With pictures removed, output every record below exactly as written.

========

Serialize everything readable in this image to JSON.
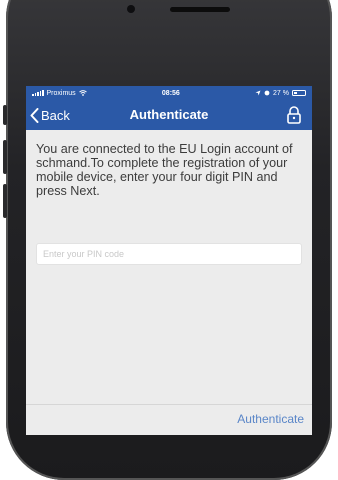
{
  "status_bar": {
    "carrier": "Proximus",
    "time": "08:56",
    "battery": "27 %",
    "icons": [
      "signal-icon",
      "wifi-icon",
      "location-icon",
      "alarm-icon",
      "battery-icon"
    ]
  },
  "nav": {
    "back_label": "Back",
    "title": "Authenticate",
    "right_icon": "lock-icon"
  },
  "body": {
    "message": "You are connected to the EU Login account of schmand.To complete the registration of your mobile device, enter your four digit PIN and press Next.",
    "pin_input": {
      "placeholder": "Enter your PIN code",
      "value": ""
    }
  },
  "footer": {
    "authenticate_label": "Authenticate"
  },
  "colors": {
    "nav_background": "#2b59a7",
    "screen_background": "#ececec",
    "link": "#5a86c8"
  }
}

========

▸ RESULT OF THE EXERCISE:
Serialize everything readable in this image to JSON.
{
  "status_bar": {
    "carrier": "Proximus",
    "time": "08:56",
    "battery": "27 %",
    "icons": [
      "signal-icon",
      "wifi-icon",
      "location-icon",
      "alarm-icon",
      "battery-icon"
    ]
  },
  "nav": {
    "back_label": "Back",
    "title": "Authenticate",
    "right_icon": "lock-icon"
  },
  "body": {
    "message": "You are connected to the EU Login account of schmand.To complete the registration of your mobile device, enter your four digit PIN and press Next.",
    "pin_input": {
      "placeholder": "Enter your PIN code",
      "value": ""
    }
  },
  "footer": {
    "authenticate_label": "Authenticate"
  },
  "colors": {
    "nav_background": "#2b59a7",
    "screen_background": "#ececec",
    "link": "#5a86c8"
  }
}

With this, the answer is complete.